It is actually believed to come from an Old German word Dude (fool) or from the old Scottish word duddies (clothes). In any case, it started getting used in the late 1800s in the United States in reference to would-be dandies, as in the following extract.
“Last evening, as I was hurriedly walking along Dupont street, near Post, in the gloaming, I saw before me a young dude, who, instead of minding his business of walking decently, was projecting his face and hat into the visage of his girl companion to the left, while with his dexter paw he twirled a light cane, which extended half way across the curbstone, and which I tried to escape, but which, notwithstanding, hit me square upon my nose, which is a long one.” Etiquette on the Street, by Silver Pen in San Francisco News Letter and California Advertiser, Jan 9, 1886
During the 20th century, the word slowly evolved, first referring to any Eastern city dweller moving to the American West, then to any tourist who doesn’t quite fit in (almost the opposite of redneck).
In the 1960’s and 1970’s, the Californian surfer/skater culture appropriated itself the word, and it became a synonym of “cool person“, then pretty much of “any regular person“, from the friend you’re talking to (Hey dude, what’s up?) to any person (What’s wrong with this dude?).
It has now become a “universal word” that can be used in pretty much any situation, almost like a punctuation sign.

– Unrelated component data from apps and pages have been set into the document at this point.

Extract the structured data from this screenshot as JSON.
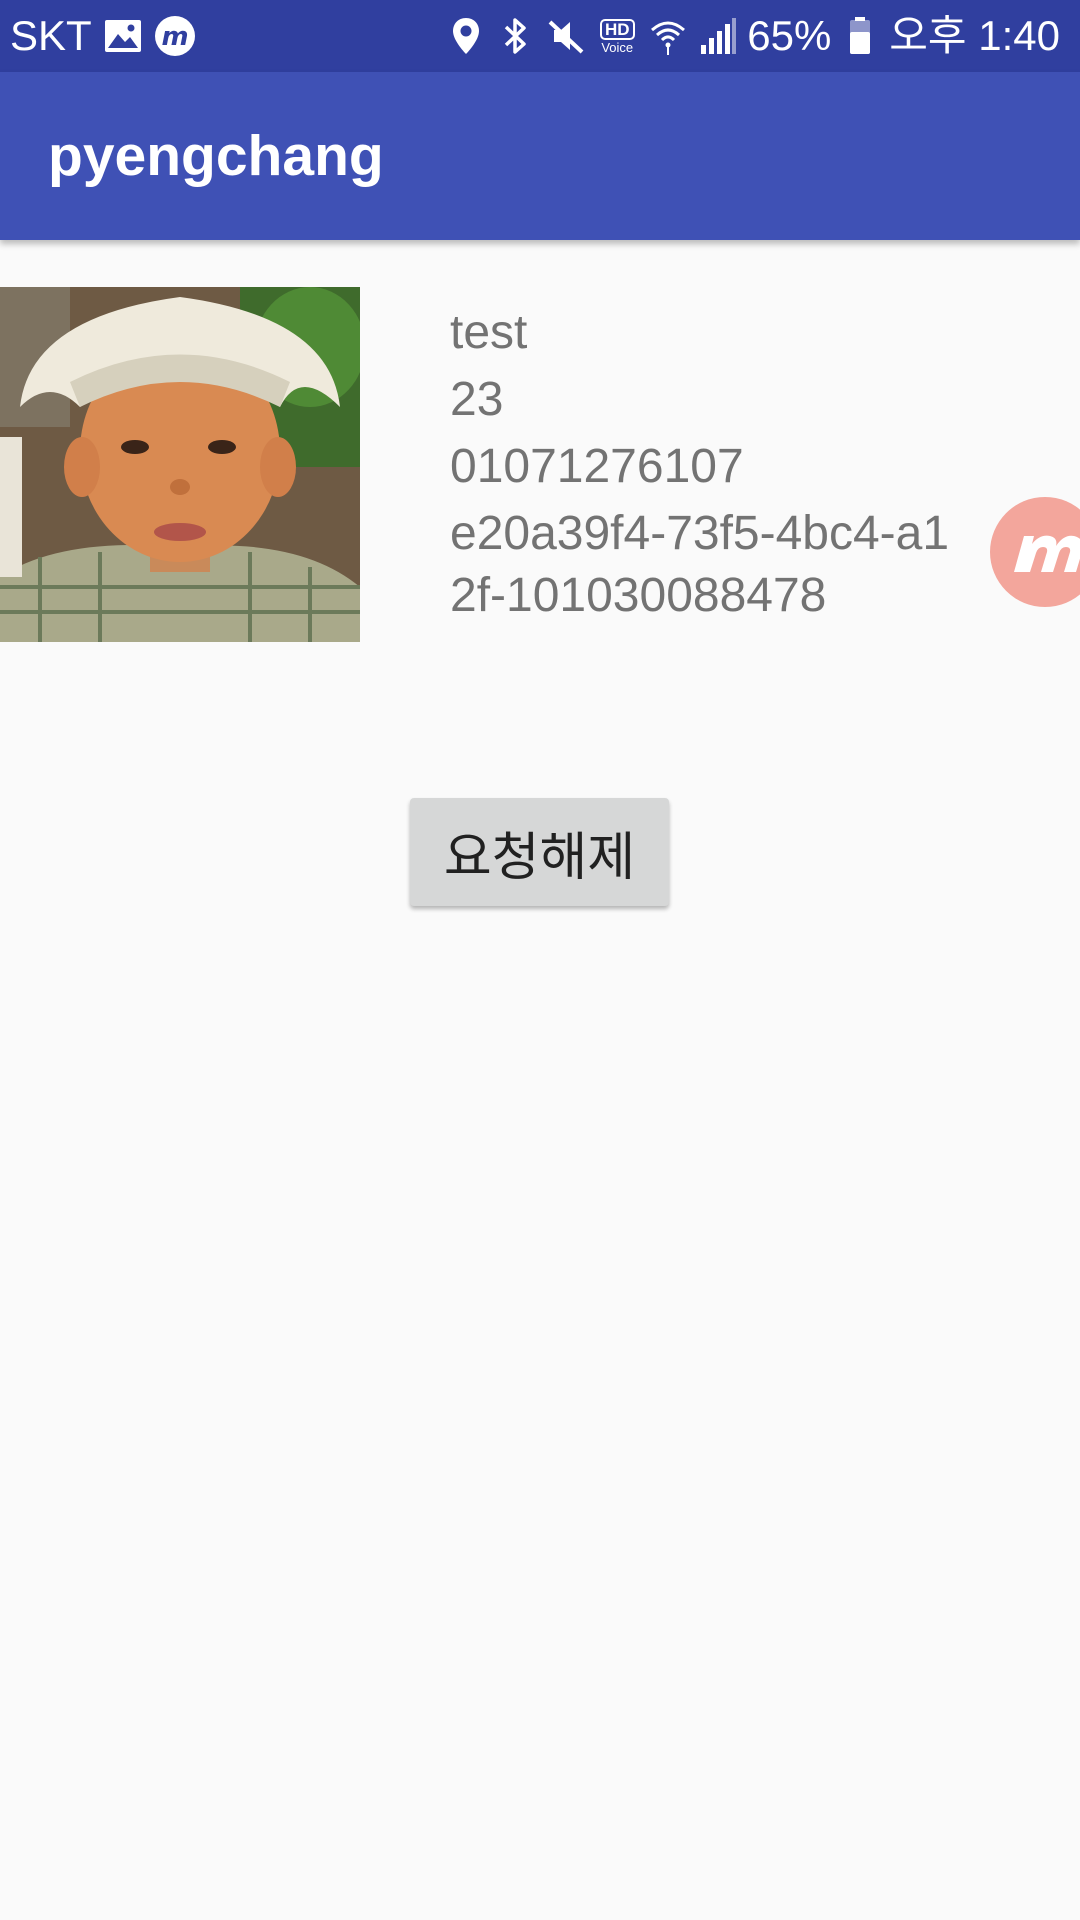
{
  "status_bar": {
    "carrier": "SKT",
    "battery": "65%",
    "time": "오후 1:40",
    "hd_label": "HD",
    "voice_label": "Voice",
    "icons": [
      "gallery-icon",
      "m-app-icon",
      "location-icon",
      "bluetooth-icon",
      "mute-icon",
      "hd-voice-icon",
      "wifi-icon",
      "signal-icon",
      "battery-icon"
    ]
  },
  "app_bar": {
    "title": "pyengchang"
  },
  "profile": {
    "name": "test",
    "age": "23",
    "phone": "01071276107",
    "id": "e20a39f4-73f5-4bc4-a12f-101030088478"
  },
  "button": {
    "label": "요청해제"
  },
  "colors": {
    "status_bar": "#303f9f",
    "app_bar": "#3f51b5",
    "background": "#fafafa",
    "button": "#d6d7d7",
    "info_text": "#737373",
    "floating_badge": "#f3a69c"
  }
}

- My dog died this morning. Dude 🙁
- You know what I mean, dude?
- ‘sup, dude?
- No way, dude!
- Like, dude?